Need Help Buying a Small Business? Start Your Search Online

May 31, 2012

It seems as if there’s a silver lining amidst all the scary economic news.  Surprisingly, this is a terrific time to become an entrepreneur.  Businesses are priced right and are often available at bargain prices with seller-assisted financing.  But many people don’t have experience negotiating a deal, and they need help buying a small business.  Where can you go to start learning about business ownership?  There are numerous websites devoted to entrepreneurship, but the best ones feature a directory of existing businesses for sale.

The volume of businesses being sold is what keeps prices competitive in nearly every industry, but pricing varies greatly from one area of the country to the next.  Many would-be entrepreneurs find it difficult to know if they’re getting a good deal.  It may be easy to find businesses for sale by category, price range and location, but not everyone feels comfortable conducting an interview with the seller.  A business broker may be help in buying small business by interviewing the current owners and assessing the value of the company.  According to the International Business Brokers Association, which represents hundreds of the nation’s top business brokers, the number of listings on business directory web sites is up considerably since last year.

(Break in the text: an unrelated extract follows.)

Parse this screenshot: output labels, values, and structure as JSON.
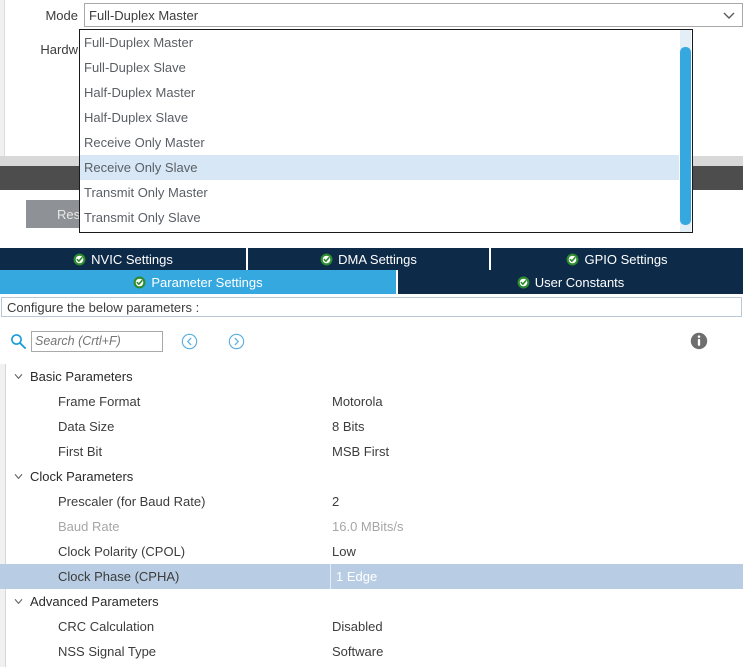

How to ask for help in buying a small business –

As one might expect, the rise in the sale of businesses has closely paralleled improvements in the housing market.

Just like one would work with a realtor to help them buy a new home, entrepreneurs need help buying a small business for many more reasons.  The first course of action in finding a business is to consider what you enjoy doing the most.  Is it spending time with friends and family or would you prefer to interact with people all day?  Are you more a “project manager” or a “people manager?”

So where do you get started? The first step you need to take if you want help with buying a business is to determine the type of business you want to buy.

  1. Determine your commitment level – How serious are you about making a business successful.  Are you willing to put in the hours it may take to grow the business?
  2. Establish what you can afford – If you want to qualify for an SBA loan, choose an industry where your skills can translate.  You will also need about 20 percent as a down payment, a FICO score of over 700, and some type of collateral for the loan.
  3. Figure out what skills you have – Look at your qualifications and ask yourself which skills would translate into owning a business.  Are you comfortable selling?  Do you have retail experience?  Any professional licenses?  Would you be comfortable managing employees or would you rather run the show yourself?

Many entrepreneurs are so excited about acquiring a business that they fail to consider the long-term lifestyle impact.  Concern over business debt and competition may translate into long hours, which could impact personal relationships and family time.

Don’t rush into business ownership without considering all your options. If you need help buying small business, look to for comprehensive listings and advice.